# [Work required]
In the copy, include no pictures. Reproduce the rest of the entries exactly.

(Data items)
▽
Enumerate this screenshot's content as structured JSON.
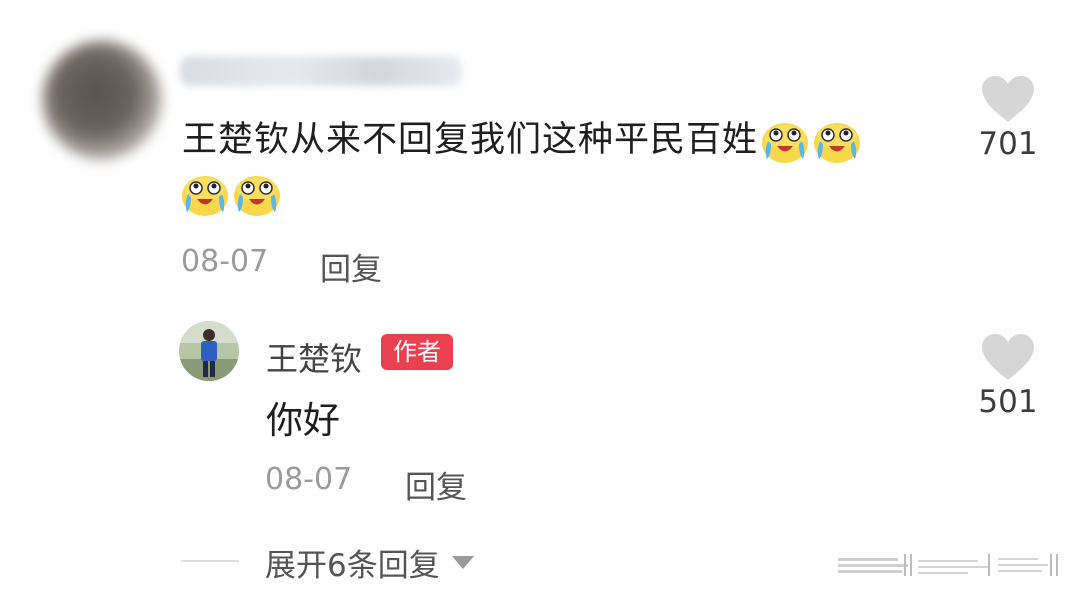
{
  "comment": {
    "text": "王楚钦从来不回复我们这种平民百姓",
    "emoji_icons": [
      "crying-laughing-face-icon",
      "crying-laughing-face-icon",
      "crying-laughing-face-icon",
      "crying-laughing-face-icon"
    ],
    "date": "08-07",
    "reply_label": "回复",
    "likes": "701"
  },
  "reply": {
    "author": "王楚钦",
    "badge": "作者",
    "text": "你好",
    "date": "08-07",
    "reply_label": "回复",
    "likes": "501"
  },
  "expand_label": "展开6条回复",
  "colors": {
    "badge_bg": "#e9414f",
    "like_heart": "#d6d6d6",
    "meta_text": "#9b9b9b"
  }
}
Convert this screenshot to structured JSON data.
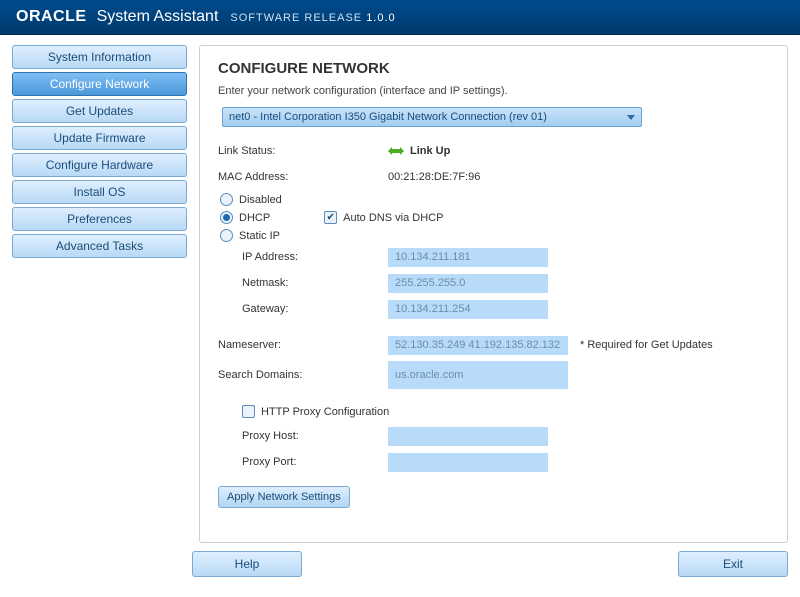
{
  "header": {
    "logo": "ORACLE",
    "product": "System Assistant",
    "release_label": "SOFTWARE RELEASE",
    "release_version": "1.0.0"
  },
  "sidebar": {
    "items": [
      {
        "label": "System Information",
        "active": false
      },
      {
        "label": "Configure Network",
        "active": true
      },
      {
        "label": "Get Updates",
        "active": false
      },
      {
        "label": "Update Firmware",
        "active": false
      },
      {
        "label": "Configure Hardware",
        "active": false
      },
      {
        "label": "Install OS",
        "active": false
      },
      {
        "label": "Preferences",
        "active": false
      },
      {
        "label": "Advanced Tasks",
        "active": false
      }
    ]
  },
  "content": {
    "title": "CONFIGURE NETWORK",
    "subtitle": "Enter your network configuration (interface and IP settings).",
    "interface_selected": "net0 - Intel Corporation I350 Gigabit Network Connection (rev 01)",
    "link_status_label": "Link Status:",
    "link_status_value": "Link Up",
    "mac_label": "MAC Address:",
    "mac_value": "00:21:28:DE:7F:96",
    "mode": {
      "disabled": "Disabled",
      "dhcp": "DHCP",
      "static": "Static IP",
      "selected": "DHCP"
    },
    "auto_dns_label": "Auto DNS via DHCP",
    "ip": {
      "ip_label": "IP Address:",
      "ip_value": "10.134.211.181",
      "netmask_label": "Netmask:",
      "netmask_value": "255.255.255.0",
      "gateway_label": "Gateway:",
      "gateway_value": "10.134.211.254"
    },
    "dns": {
      "nameserver_label": "Nameserver:",
      "nameserver_value": "52.130.35.249 41.192.135.82.132",
      "nameserver_note": "* Required for Get Updates",
      "search_label": "Search Domains:",
      "search_value": "us.oracle.com"
    },
    "proxy": {
      "checkbox_label": "HTTP Proxy Configuration",
      "host_label": "Proxy Host:",
      "host_value": "",
      "port_label": "Proxy Port:",
      "port_value": ""
    },
    "apply_label": "Apply Network Settings"
  },
  "footer": {
    "help": "Help",
    "exit": "Exit"
  }
}
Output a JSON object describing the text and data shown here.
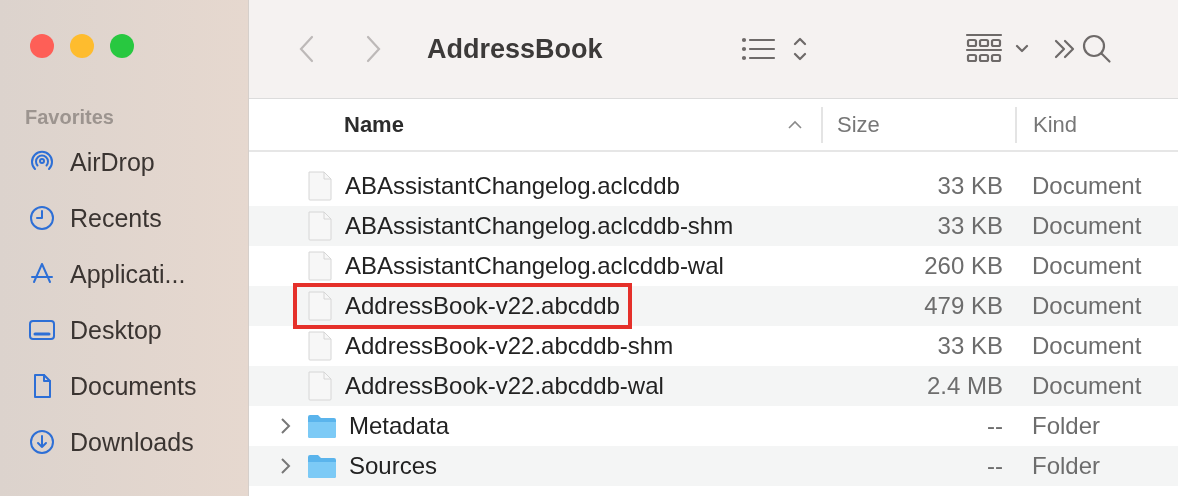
{
  "window": {
    "title": "AddressBook"
  },
  "sidebar": {
    "section": "Favorites",
    "items": [
      {
        "label": "AirDrop"
      },
      {
        "label": "Recents"
      },
      {
        "label": "Applicati..."
      },
      {
        "label": "Desktop"
      },
      {
        "label": "Documents"
      },
      {
        "label": "Downloads"
      }
    ]
  },
  "table": {
    "columns": [
      {
        "label": "Name",
        "sorted": true
      },
      {
        "label": "Size",
        "sorted": false
      },
      {
        "label": "Kind",
        "sorted": false
      }
    ],
    "rows": [
      {
        "kind": "file",
        "name": "ABAssistantChangelog.aclcddb",
        "size": "33 KB",
        "type": "Document",
        "highlighted": false
      },
      {
        "kind": "file",
        "name": "ABAssistantChangelog.aclcddb-shm",
        "size": "33 KB",
        "type": "Document",
        "highlighted": false
      },
      {
        "kind": "file",
        "name": "ABAssistantChangelog.aclcddb-wal",
        "size": "260 KB",
        "type": "Document",
        "highlighted": false
      },
      {
        "kind": "file",
        "name": "AddressBook-v22.abcddb",
        "size": "479 KB",
        "type": "Document",
        "highlighted": true
      },
      {
        "kind": "file",
        "name": "AddressBook-v22.abcddb-shm",
        "size": "33 KB",
        "type": "Document",
        "highlighted": false
      },
      {
        "kind": "file",
        "name": "AddressBook-v22.abcddb-wal",
        "size": "2.4 MB",
        "type": "Document",
        "highlighted": false
      },
      {
        "kind": "folder",
        "name": "Metadata",
        "size": "--",
        "type": "Folder",
        "expanded": false,
        "highlighted": false
      },
      {
        "kind": "folder",
        "name": "Sources",
        "size": "--",
        "type": "Folder",
        "expanded": false,
        "highlighted": false
      }
    ]
  }
}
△
# [Exercise answer]
Enumerate this screenshot's content as structured JSON.
{
  "comment": {
    "text": "王楚钦从来不回复我们这种平民百姓",
    "emoji_icons": [
      "crying-laughing-face-icon",
      "crying-laughing-face-icon",
      "crying-laughing-face-icon",
      "crying-laughing-face-icon"
    ],
    "date": "08-07",
    "reply_label": "回复",
    "likes": "701"
  },
  "reply": {
    "author": "王楚钦",
    "badge": "作者",
    "text": "你好",
    "date": "08-07",
    "reply_label": "回复",
    "likes": "501"
  },
  "expand_label": "展开6条回复",
  "colors": {
    "badge_bg": "#e9414f",
    "like_heart": "#d6d6d6",
    "meta_text": "#9b9b9b"
  }
}
Convert this screenshot to structured JSON data.
{
  "header": {
    "logo": "ORACLE",
    "product": "System Assistant",
    "release_label": "SOFTWARE RELEASE",
    "release_version": "1.0.0"
  },
  "sidebar": {
    "items": [
      {
        "label": "System Information",
        "active": false
      },
      {
        "label": "Configure Network",
        "active": true
      },
      {
        "label": "Get Updates",
        "active": false
      },
      {
        "label": "Update Firmware",
        "active": false
      },
      {
        "label": "Configure Hardware",
        "active": false
      },
      {
        "label": "Install OS",
        "active": false
      },
      {
        "label": "Preferences",
        "active": false
      },
      {
        "label": "Advanced Tasks",
        "active": false
      }
    ]
  },
  "content": {
    "title": "CONFIGURE NETWORK",
    "subtitle": "Enter your network configuration (interface and IP settings).",
    "interface_selected": "net0 - Intel Corporation I350 Gigabit Network Connection (rev 01)",
    "link_status_label": "Link Status:",
    "link_status_value": "Link Up",
    "mac_label": "MAC Address:",
    "mac_value": "00:21:28:DE:7F:96",
    "mode": {
      "disabled": "Disabled",
      "dhcp": "DHCP",
      "static": "Static IP",
      "selected": "DHCP"
    },
    "auto_dns_label": "Auto DNS via DHCP",
    "ip": {
      "ip_label": "IP Address:",
      "ip_value": "10.134.211.181",
      "netmask_label": "Netmask:",
      "netmask_value": "255.255.255.0",
      "gateway_label": "Gateway:",
      "gateway_value": "10.134.211.254"
    },
    "dns": {
      "nameserver_label": "Nameserver:",
      "nameserver_value": "52.130.35.249 41.192.135.82.132",
      "nameserver_note": "* Required for Get Updates",
      "search_label": "Search Domains:",
      "search_value": "us.oracle.com"
    },
    "proxy": {
      "checkbox_label": "HTTP Proxy Configuration",
      "host_label": "Proxy Host:",
      "host_value": "",
      "port_label": "Proxy Port:",
      "port_value": ""
    },
    "apply_label": "Apply Network Settings"
  },
  "footer": {
    "help": "Help",
    "exit": "Exit"
  }
}
Output a JSON object describing the text and data shown here.
{
  "window": {
    "title": "AddressBook"
  },
  "sidebar": {
    "section": "Favorites",
    "items": [
      {
        "label": "AirDrop"
      },
      {
        "label": "Recents"
      },
      {
        "label": "Applicati..."
      },
      {
        "label": "Desktop"
      },
      {
        "label": "Documents"
      },
      {
        "label": "Downloads"
      }
    ]
  },
  "table": {
    "columns": [
      {
        "label": "Name",
        "sorted": true
      },
      {
        "label": "Size",
        "sorted": false
      },
      {
        "label": "Kind",
        "sorted": false
      }
    ],
    "rows": [
      {
        "kind": "file",
        "name": "ABAssistantChangelog.aclcddb",
        "size": "33 KB",
        "type": "Document",
        "highlighted": false
      },
      {
        "kind": "file",
        "name": "ABAssistantChangelog.aclcddb-shm",
        "size": "33 KB",
        "type": "Document",
        "highlighted": false
      },
      {
        "kind": "file",
        "name": "ABAssistantChangelog.aclcddb-wal",
        "size": "260 KB",
        "type": "Document",
        "highlighted": false
      },
      {
        "kind": "file",
        "name": "AddressBook-v22.abcddb",
        "size": "479 KB",
        "type": "Document",
        "highlighted": true
      },
      {
        "kind": "file",
        "name": "AddressBook-v22.abcddb-shm",
        "size": "33 KB",
        "type": "Document",
        "highlighted": false
      },
      {
        "kind": "file",
        "name": "AddressBook-v22.abcddb-wal",
        "size": "2.4 MB",
        "type": "Document",
        "highlighted": false
      },
      {
        "kind": "folder",
        "name": "Metadata",
        "size": "--",
        "type": "Folder",
        "expanded": false,
        "highlighted": false
      },
      {
        "kind": "folder",
        "name": "Sources",
        "size": "--",
        "type": "Folder",
        "expanded": false,
        "highlighted": false
      }
    ]
  }
}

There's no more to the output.